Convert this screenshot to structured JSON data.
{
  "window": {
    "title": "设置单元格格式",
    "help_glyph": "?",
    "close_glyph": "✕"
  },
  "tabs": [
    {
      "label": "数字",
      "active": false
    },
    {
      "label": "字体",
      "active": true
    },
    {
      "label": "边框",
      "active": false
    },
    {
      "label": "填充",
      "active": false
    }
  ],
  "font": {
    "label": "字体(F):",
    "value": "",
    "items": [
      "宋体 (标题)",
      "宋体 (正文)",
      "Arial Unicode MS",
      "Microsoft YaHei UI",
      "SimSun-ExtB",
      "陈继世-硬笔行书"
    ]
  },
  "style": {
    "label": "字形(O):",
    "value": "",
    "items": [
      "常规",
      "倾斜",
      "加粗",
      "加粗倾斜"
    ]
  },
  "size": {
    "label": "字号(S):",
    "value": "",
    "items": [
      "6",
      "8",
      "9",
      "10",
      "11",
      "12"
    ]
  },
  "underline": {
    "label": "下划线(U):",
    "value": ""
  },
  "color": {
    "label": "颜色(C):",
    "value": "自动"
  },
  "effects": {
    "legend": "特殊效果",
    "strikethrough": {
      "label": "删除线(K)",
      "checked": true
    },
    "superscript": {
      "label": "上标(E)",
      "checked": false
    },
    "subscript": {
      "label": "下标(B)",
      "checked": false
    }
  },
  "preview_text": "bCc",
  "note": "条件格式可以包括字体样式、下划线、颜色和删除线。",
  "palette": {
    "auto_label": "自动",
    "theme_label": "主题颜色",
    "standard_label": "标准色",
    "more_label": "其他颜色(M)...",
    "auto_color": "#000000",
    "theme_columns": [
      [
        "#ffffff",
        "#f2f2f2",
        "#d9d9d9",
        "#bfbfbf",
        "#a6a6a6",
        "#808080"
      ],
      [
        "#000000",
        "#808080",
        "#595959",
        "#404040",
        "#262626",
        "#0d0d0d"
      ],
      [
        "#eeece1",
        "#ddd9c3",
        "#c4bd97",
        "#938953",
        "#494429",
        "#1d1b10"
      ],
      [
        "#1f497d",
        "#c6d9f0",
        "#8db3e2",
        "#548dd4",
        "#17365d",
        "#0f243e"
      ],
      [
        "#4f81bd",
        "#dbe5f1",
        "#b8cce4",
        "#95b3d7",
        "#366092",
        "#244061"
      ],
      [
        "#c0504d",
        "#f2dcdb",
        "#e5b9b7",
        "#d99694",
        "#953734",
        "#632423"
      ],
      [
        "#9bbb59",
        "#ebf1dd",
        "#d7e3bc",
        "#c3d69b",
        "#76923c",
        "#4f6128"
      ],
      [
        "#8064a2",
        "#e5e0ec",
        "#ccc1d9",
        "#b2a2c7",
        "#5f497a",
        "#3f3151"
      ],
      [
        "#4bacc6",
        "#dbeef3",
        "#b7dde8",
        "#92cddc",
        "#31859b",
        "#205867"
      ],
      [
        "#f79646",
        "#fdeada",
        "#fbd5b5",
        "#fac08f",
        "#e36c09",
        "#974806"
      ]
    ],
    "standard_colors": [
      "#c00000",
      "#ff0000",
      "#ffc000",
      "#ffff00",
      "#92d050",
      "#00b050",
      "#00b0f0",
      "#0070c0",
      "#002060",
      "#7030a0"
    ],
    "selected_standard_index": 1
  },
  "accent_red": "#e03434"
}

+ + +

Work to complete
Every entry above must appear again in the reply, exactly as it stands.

Your response
Convert this screenshot to structured JSON data.
{
  "window": {
    "title": "设置单元格格式",
    "help_glyph": "?",
    "close_glyph": "✕"
  },
  "tabs": [
    {
      "label": "数字",
      "active": false
    },
    {
      "label": "字体",
      "active": true
    },
    {
      "label": "边框",
      "active": false
    },
    {
      "label": "填充",
      "active": false
    }
  ],
  "font": {
    "label": "字体(F):",
    "value": "",
    "items": [
      "宋体 (标题)",
      "宋体 (正文)",
      "Arial Unicode MS",
      "Microsoft YaHei UI",
      "SimSun-ExtB",
      "陈继世-硬笔行书"
    ]
  },
  "style": {
    "label": "字形(O):",
    "value": "",
    "items": [
      "常规",
      "倾斜",
      "加粗",
      "加粗倾斜"
    ]
  },
  "size": {
    "label": "字号(S):",
    "value": "",
    "items": [
      "6",
      "8",
      "9",
      "10",
      "11",
      "12"
    ]
  },
  "underline": {
    "label": "下划线(U):",
    "value": ""
  },
  "color": {
    "label": "颜色(C):",
    "value": "自动"
  },
  "effects": {
    "legend": "特殊效果",
    "strikethrough": {
      "label": "删除线(K)",
      "checked": true
    },
    "superscript": {
      "label": "上标(E)",
      "checked": false
    },
    "subscript": {
      "label": "下标(B)",
      "checked": false
    }
  },
  "preview_text": "bCc",
  "note": "条件格式可以包括字体样式、下划线、颜色和删除线。",
  "palette": {
    "auto_label": "自动",
    "theme_label": "主题颜色",
    "standard_label": "标准色",
    "more_label": "其他颜色(M)...",
    "auto_color": "#000000",
    "theme_columns": [
      [
        "#ffffff",
        "#f2f2f2",
        "#d9d9d9",
        "#bfbfbf",
        "#a6a6a6",
        "#808080"
      ],
      [
        "#000000",
        "#808080",
        "#595959",
        "#404040",
        "#262626",
        "#0d0d0d"
      ],
      [
        "#eeece1",
        "#ddd9c3",
        "#c4bd97",
        "#938953",
        "#494429",
        "#1d1b10"
      ],
      [
        "#1f497d",
        "#c6d9f0",
        "#8db3e2",
        "#548dd4",
        "#17365d",
        "#0f243e"
      ],
      [
        "#4f81bd",
        "#dbe5f1",
        "#b8cce4",
        "#95b3d7",
        "#366092",
        "#244061"
      ],
      [
        "#c0504d",
        "#f2dcdb",
        "#e5b9b7",
        "#d99694",
        "#953734",
        "#632423"
      ],
      [
        "#9bbb59",
        "#ebf1dd",
        "#d7e3bc",
        "#c3d69b",
        "#76923c",
        "#4f6128"
      ],
      [
        "#8064a2",
        "#e5e0ec",
        "#ccc1d9",
        "#b2a2c7",
        "#5f497a",
        "#3f3151"
      ],
      [
        "#4bacc6",
        "#dbeef3",
        "#b7dde8",
        "#92cddc",
        "#31859b",
        "#205867"
      ],
      [
        "#f79646",
        "#fdeada",
        "#fbd5b5",
        "#fac08f",
        "#e36c09",
        "#974806"
      ]
    ],
    "standard_colors": [
      "#c00000",
      "#ff0000",
      "#ffc000",
      "#ffff00",
      "#92d050",
      "#00b050",
      "#00b0f0",
      "#0070c0",
      "#002060",
      "#7030a0"
    ],
    "selected_standard_index": 1
  },
  "accent_red": "#e03434"
}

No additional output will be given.